We’ve gone on and on about ancient ruins in Sicily already, but we can’t create a guide to this part of Italy without mentioning the infamous Agrigento.

Here, you’ll find the ruins of the ancient city of Akragas in the Valley of the Temples. It’s a vast archaeological site with some of the world’s best-preserved Greek temples. Take some time to walk around the ruins, soaking up all the coastal views as you go along.

And just down the road from here, you’ll find one of our very favourite beaches known as ‘The Turkish Steps’. The area is made up of limestone which has been carved out by the waves, making formations which resemble steps. It makes for the perfect spot to take a dip after seeing some of the sites.

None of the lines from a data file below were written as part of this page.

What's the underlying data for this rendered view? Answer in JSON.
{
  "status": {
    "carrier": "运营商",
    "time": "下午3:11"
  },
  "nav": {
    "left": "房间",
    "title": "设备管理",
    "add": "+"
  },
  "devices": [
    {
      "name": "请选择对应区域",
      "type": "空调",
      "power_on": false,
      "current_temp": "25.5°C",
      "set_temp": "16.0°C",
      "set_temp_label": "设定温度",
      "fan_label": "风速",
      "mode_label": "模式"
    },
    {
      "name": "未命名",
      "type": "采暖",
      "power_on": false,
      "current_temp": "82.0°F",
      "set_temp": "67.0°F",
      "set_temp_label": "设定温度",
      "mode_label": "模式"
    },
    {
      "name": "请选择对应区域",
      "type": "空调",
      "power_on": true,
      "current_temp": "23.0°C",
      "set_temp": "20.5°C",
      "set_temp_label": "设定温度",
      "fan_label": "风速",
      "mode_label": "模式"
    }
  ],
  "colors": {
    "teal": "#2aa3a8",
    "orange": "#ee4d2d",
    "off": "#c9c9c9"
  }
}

You’ll then find countless other pristine beaches scattered about the entire island. Simply find a town that looks appealing to you and ask the locals for the best spot nearby. Nothing here will disappoint.

Lead image by Tibor Janosi Mozes